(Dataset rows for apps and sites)
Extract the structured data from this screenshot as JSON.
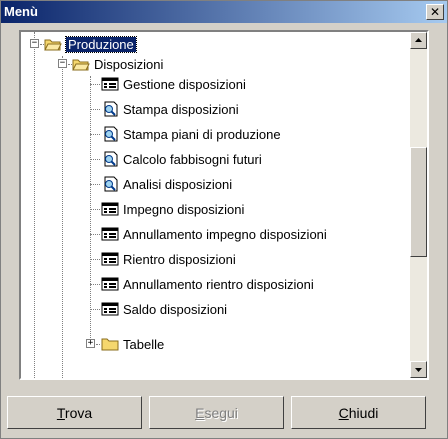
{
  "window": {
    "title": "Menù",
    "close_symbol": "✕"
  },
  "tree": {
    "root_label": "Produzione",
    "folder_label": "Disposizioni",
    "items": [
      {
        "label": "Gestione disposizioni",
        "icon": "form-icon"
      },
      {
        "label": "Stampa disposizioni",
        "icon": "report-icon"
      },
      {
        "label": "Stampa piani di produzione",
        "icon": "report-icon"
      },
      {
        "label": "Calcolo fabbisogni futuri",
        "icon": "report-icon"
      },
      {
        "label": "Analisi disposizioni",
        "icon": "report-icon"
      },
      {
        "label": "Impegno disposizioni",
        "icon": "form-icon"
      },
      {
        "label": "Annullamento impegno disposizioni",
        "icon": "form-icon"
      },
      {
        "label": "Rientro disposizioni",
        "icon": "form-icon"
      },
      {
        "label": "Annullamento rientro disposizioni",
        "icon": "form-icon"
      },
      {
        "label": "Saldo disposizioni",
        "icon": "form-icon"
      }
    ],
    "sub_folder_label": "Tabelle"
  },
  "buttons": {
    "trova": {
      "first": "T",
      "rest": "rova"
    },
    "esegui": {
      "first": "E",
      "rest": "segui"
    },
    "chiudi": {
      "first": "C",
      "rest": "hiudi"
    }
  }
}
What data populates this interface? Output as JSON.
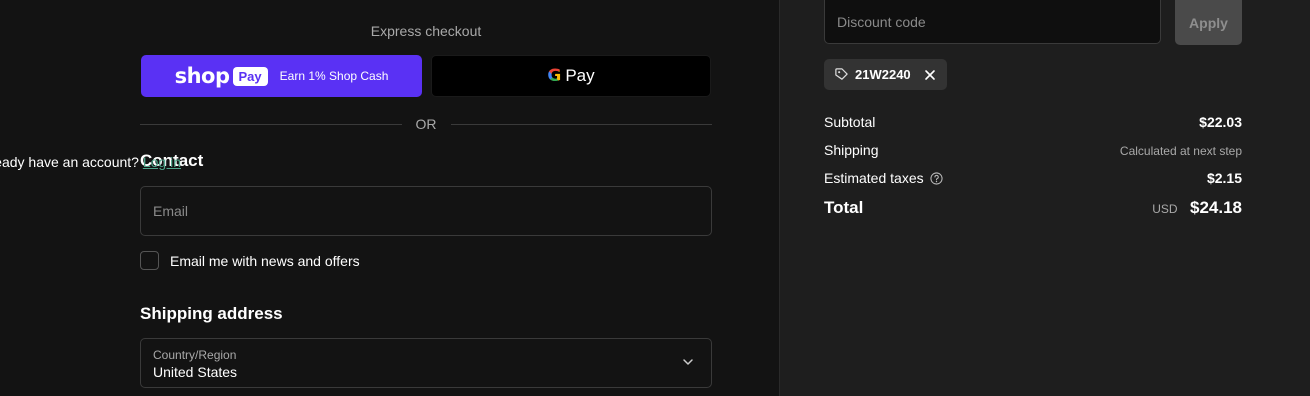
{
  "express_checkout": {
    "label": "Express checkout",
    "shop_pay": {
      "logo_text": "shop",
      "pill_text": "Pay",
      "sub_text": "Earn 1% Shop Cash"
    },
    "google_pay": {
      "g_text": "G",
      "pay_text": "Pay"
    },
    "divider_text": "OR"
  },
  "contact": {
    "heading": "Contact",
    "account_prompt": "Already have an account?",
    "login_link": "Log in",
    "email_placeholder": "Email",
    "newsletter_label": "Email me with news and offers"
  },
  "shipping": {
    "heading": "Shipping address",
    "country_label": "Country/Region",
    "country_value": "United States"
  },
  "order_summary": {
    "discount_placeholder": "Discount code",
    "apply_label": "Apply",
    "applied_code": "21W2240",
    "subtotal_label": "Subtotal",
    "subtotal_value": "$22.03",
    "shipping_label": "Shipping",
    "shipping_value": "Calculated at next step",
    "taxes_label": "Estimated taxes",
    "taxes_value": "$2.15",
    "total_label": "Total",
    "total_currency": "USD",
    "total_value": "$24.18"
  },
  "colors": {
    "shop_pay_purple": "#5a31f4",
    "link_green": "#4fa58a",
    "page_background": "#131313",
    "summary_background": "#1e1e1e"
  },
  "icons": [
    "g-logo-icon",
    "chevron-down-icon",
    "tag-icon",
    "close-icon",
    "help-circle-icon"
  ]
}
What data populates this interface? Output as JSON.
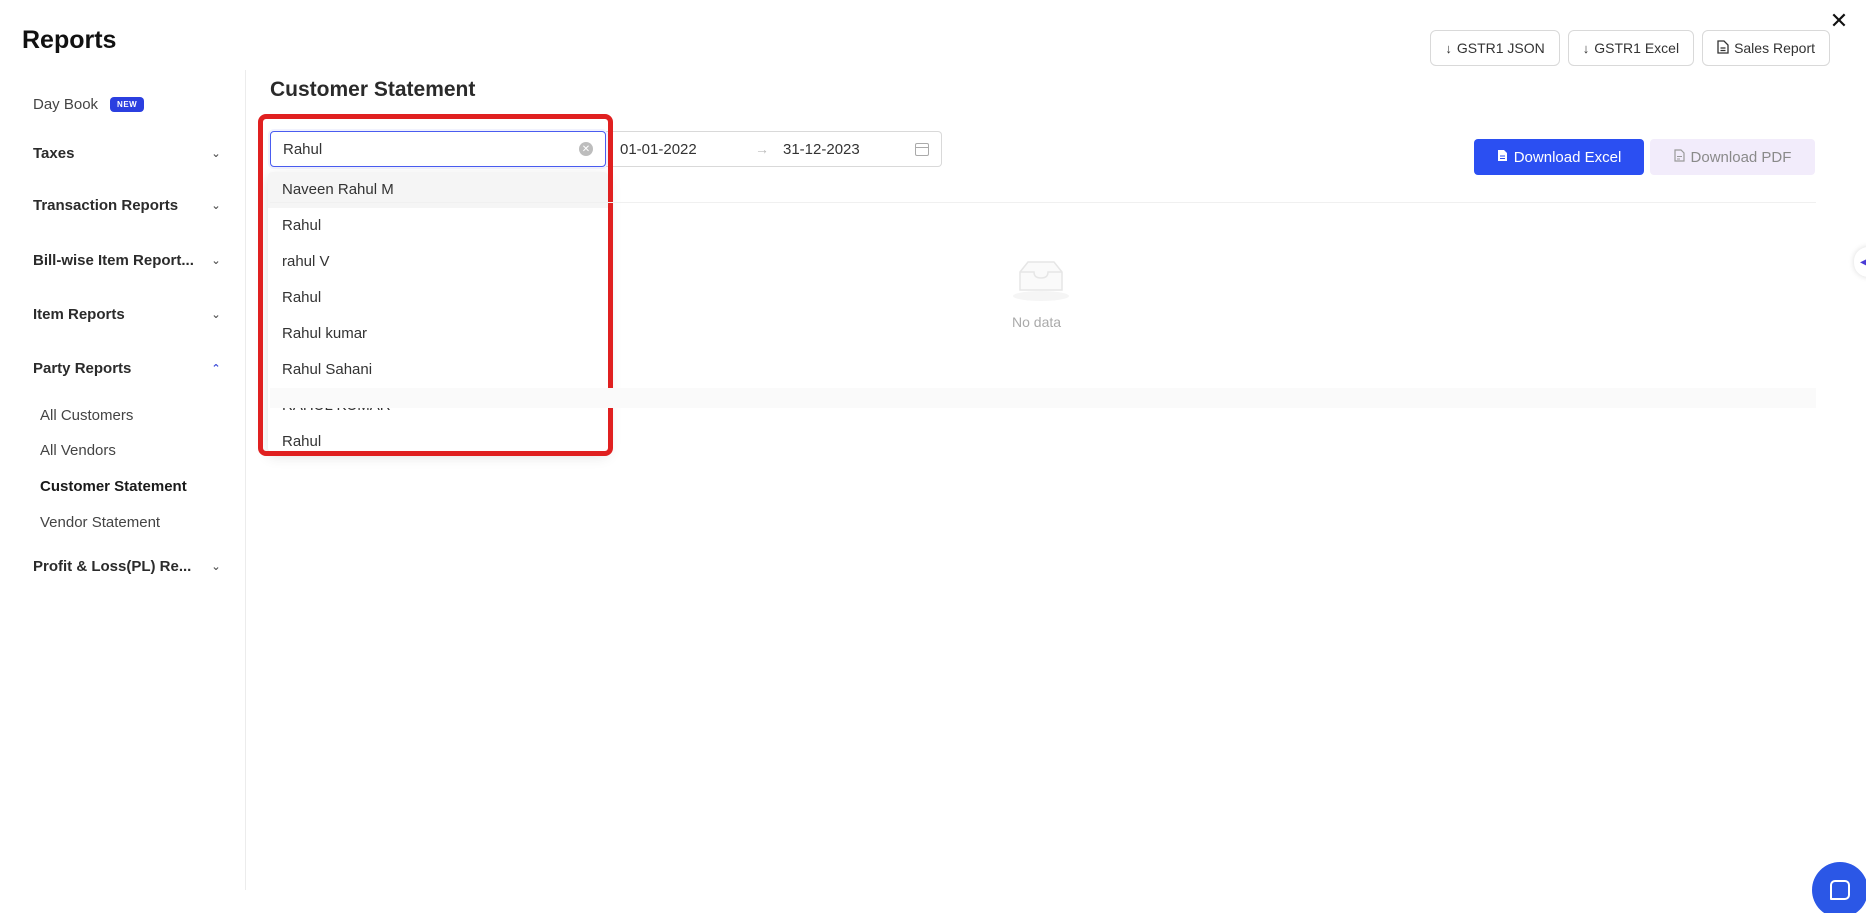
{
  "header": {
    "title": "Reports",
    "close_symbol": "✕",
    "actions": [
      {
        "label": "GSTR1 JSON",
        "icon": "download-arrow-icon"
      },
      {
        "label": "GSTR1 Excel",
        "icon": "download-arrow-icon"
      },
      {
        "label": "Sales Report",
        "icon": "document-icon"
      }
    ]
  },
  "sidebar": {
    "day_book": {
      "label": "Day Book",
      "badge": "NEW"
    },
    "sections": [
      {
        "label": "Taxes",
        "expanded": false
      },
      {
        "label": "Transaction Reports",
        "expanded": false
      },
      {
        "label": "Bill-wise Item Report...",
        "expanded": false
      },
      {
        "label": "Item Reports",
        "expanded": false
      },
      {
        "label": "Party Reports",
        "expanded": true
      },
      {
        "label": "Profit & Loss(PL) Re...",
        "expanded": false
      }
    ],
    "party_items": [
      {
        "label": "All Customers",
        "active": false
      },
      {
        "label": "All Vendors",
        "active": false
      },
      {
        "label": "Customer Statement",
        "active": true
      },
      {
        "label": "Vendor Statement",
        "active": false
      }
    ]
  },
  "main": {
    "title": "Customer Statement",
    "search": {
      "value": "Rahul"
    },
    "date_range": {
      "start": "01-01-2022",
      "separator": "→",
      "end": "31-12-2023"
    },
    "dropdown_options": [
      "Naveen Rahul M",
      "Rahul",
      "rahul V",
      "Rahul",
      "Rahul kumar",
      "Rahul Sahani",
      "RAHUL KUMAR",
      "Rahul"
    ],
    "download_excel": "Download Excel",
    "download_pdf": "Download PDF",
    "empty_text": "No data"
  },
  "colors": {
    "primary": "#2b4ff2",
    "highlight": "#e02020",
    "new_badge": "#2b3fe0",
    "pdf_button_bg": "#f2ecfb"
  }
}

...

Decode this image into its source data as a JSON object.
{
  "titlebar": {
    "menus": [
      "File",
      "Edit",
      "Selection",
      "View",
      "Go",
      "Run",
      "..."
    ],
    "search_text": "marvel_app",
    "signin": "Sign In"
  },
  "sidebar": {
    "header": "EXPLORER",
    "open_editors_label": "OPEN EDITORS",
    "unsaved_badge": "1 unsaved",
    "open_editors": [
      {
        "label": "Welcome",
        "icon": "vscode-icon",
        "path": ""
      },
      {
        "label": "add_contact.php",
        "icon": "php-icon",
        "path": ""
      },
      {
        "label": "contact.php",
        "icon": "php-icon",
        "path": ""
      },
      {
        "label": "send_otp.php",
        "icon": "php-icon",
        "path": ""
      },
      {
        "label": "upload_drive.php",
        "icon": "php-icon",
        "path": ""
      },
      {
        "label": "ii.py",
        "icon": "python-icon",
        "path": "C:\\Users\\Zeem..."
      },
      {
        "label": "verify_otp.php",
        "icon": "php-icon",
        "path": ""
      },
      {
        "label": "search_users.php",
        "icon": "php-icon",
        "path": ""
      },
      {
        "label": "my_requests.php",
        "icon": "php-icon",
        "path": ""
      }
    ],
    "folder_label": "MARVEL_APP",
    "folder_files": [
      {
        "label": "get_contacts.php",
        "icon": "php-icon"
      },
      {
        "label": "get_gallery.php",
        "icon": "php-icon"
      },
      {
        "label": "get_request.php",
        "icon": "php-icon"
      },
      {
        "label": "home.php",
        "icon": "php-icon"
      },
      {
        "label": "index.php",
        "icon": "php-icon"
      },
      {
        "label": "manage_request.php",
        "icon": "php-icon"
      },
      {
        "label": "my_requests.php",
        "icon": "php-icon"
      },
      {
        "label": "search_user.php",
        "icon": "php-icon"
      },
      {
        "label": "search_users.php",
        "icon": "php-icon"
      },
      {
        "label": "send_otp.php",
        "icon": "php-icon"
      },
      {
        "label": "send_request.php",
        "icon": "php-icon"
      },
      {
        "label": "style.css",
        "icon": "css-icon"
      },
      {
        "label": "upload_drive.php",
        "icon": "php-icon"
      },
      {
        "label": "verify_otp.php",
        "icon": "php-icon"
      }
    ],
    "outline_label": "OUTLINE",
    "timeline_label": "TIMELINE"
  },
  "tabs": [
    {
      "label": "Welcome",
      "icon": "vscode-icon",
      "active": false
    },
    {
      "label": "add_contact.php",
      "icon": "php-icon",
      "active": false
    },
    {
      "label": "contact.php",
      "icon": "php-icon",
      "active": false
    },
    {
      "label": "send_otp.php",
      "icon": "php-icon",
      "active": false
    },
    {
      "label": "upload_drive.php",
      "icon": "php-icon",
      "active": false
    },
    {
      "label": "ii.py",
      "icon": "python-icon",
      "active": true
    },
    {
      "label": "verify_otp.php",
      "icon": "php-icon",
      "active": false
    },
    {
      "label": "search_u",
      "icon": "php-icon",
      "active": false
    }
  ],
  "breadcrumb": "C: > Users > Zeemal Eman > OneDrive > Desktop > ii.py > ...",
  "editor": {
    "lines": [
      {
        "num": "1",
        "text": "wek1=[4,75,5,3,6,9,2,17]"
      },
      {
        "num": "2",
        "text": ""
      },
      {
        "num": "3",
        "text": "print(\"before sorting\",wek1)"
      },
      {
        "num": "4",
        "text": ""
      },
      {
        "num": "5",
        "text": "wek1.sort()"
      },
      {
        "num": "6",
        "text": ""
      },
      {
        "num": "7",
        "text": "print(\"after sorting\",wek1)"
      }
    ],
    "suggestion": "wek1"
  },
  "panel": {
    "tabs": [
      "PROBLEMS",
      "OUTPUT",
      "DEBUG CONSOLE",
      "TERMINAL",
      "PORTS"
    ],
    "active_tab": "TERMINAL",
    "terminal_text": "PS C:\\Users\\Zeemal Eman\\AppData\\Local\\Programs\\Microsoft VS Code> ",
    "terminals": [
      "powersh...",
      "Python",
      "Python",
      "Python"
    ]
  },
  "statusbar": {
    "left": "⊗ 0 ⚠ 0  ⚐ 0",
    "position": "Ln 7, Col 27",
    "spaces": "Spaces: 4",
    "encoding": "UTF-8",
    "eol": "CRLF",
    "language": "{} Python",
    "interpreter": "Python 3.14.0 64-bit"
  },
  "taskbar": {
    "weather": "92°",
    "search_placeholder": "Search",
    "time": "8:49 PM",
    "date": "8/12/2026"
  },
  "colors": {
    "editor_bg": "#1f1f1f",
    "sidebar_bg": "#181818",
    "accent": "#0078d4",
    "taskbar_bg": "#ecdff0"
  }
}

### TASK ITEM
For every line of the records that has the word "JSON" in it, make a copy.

### SOLUTION TO THE EXERCISE
Extract the structured data from this screenshot as JSON.
What data populates this interface? Output as JSON.
What data populates this interface? Output as JSON.
        "label": "GSTR1 JSON",
Decode this image into its source data as a JSON object.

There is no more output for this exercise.